* **HOW TO COMPLETE THIS TASK**
Where the word "meta" appears in a line below, copy the whole line.

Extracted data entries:
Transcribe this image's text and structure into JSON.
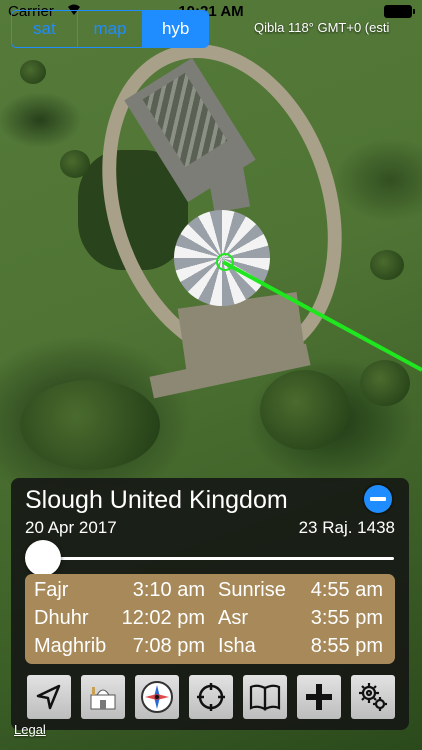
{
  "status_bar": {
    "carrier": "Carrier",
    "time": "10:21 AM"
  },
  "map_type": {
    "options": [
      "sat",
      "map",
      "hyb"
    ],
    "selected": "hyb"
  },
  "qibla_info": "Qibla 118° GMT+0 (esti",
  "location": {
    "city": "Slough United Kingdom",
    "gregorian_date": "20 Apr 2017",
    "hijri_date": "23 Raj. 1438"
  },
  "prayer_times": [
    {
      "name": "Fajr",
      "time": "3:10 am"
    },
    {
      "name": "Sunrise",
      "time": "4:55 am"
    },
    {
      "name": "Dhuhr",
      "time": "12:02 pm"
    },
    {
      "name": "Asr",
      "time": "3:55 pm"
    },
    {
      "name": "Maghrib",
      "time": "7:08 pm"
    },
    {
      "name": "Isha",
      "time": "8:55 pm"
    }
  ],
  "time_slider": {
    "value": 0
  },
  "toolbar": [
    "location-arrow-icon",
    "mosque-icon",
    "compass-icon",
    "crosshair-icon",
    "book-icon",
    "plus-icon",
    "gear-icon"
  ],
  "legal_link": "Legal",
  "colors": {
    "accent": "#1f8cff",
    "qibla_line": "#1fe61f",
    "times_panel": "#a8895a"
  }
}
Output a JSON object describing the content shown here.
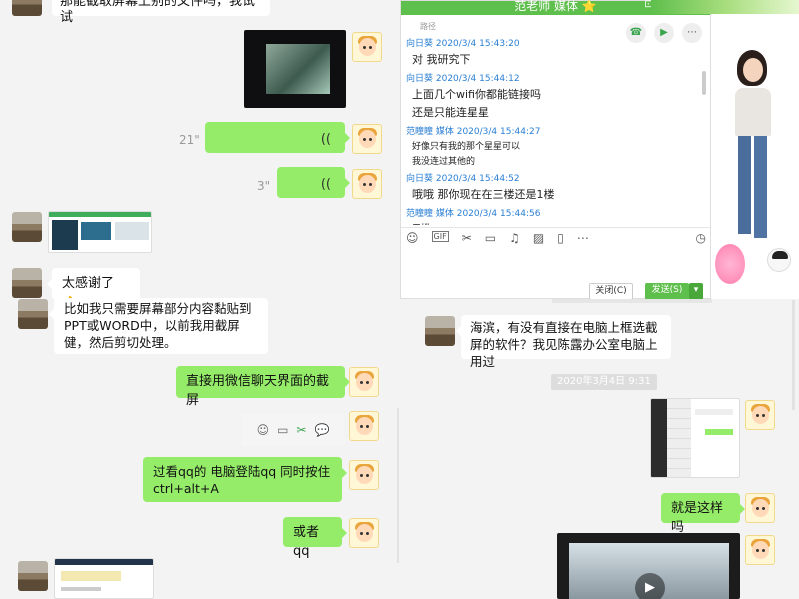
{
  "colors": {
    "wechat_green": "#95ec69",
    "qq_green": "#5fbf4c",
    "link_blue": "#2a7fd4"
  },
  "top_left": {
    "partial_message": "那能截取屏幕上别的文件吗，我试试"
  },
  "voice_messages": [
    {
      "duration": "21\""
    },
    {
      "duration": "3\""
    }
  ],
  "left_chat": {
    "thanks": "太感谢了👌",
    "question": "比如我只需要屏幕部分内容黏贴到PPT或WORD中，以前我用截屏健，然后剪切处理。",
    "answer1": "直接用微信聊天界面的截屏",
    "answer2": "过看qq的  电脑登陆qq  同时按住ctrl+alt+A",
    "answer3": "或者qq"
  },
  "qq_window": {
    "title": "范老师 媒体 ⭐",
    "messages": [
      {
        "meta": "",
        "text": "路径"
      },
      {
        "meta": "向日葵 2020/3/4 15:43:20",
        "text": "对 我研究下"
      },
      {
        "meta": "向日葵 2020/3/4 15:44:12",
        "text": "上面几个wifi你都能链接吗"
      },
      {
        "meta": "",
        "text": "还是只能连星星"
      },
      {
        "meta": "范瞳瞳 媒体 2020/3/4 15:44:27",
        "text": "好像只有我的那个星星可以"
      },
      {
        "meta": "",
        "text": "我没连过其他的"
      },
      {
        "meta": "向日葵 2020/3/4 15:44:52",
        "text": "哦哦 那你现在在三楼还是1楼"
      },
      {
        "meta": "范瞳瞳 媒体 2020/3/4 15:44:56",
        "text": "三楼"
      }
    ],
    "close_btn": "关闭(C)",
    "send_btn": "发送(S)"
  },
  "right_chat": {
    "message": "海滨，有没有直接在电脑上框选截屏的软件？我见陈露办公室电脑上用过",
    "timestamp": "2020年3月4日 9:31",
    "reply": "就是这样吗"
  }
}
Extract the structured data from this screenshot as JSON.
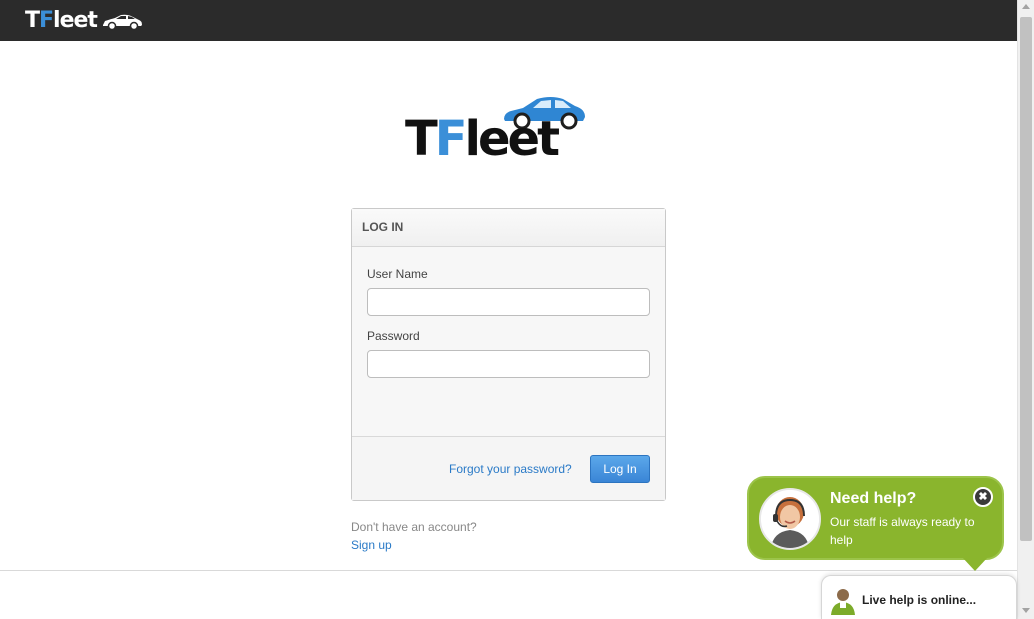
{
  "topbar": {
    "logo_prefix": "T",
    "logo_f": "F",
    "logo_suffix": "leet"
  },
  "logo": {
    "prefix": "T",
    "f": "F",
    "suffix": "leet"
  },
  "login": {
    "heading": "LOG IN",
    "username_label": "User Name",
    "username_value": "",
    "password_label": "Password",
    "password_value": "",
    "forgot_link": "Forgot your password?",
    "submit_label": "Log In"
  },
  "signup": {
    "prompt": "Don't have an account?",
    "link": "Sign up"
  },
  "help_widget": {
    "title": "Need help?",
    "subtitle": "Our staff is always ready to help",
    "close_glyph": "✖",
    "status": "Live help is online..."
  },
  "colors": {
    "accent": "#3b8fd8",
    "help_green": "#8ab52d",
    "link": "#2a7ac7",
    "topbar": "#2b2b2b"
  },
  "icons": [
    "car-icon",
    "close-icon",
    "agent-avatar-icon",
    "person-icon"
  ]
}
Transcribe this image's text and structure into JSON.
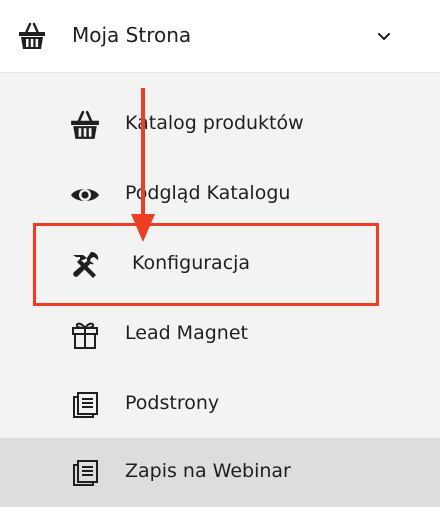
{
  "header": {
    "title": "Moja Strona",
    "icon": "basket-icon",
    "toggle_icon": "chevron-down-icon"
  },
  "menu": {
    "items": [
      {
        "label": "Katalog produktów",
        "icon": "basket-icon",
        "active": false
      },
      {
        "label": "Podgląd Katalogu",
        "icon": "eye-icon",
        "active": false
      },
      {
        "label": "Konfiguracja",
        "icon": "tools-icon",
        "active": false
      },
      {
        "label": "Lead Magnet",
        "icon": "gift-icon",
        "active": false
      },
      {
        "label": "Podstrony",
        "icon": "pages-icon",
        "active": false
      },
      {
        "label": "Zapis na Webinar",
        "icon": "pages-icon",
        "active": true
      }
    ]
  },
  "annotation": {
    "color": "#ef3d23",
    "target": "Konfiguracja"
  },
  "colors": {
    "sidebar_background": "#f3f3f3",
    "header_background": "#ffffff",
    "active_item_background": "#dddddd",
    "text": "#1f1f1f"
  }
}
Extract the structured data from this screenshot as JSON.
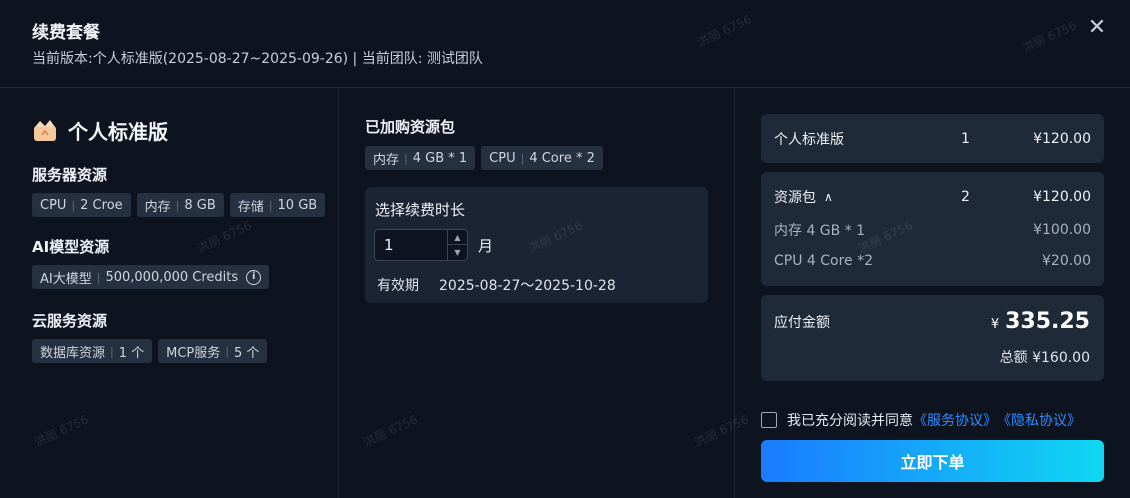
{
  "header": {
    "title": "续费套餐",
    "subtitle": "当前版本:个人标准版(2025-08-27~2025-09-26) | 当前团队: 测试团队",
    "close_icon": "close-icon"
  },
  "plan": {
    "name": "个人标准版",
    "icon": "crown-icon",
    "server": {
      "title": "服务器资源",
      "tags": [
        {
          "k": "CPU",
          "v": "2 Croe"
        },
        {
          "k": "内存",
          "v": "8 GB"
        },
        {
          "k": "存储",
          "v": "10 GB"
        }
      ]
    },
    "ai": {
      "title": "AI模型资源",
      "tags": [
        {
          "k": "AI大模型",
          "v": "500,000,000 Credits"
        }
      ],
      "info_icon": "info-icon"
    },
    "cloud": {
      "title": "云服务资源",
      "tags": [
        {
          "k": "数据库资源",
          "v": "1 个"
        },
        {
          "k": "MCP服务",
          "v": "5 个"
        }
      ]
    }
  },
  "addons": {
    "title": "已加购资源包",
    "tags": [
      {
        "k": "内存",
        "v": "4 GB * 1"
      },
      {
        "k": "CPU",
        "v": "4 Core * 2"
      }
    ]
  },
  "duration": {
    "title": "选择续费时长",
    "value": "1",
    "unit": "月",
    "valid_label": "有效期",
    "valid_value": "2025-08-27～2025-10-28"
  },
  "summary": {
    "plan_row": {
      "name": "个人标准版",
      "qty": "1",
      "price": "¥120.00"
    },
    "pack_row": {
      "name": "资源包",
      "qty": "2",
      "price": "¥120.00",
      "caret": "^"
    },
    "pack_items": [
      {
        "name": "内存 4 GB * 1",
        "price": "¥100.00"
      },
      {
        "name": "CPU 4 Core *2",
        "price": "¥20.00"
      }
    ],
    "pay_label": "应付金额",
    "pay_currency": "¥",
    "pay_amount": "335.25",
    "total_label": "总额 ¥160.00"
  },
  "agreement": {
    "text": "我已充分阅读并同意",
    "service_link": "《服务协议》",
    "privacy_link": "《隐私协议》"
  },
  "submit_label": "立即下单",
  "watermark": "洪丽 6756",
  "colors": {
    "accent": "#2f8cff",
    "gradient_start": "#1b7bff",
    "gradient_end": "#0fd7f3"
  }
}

* **RESULT OF THIS EXERCISE**
        "meta": "",
        "meta": "向日葵 2020/3/4 15:43:20",
        "meta": "向日葵 2020/3/4 15:44:12",
        "meta": "",
        "meta": "范瞳瞳 媒体 2020/3/4 15:44:27",
        "meta": "",
        "meta": "向日葵 2020/3/4 15:44:52",
        "meta": "范瞳瞳 媒体 2020/3/4 15:44:56",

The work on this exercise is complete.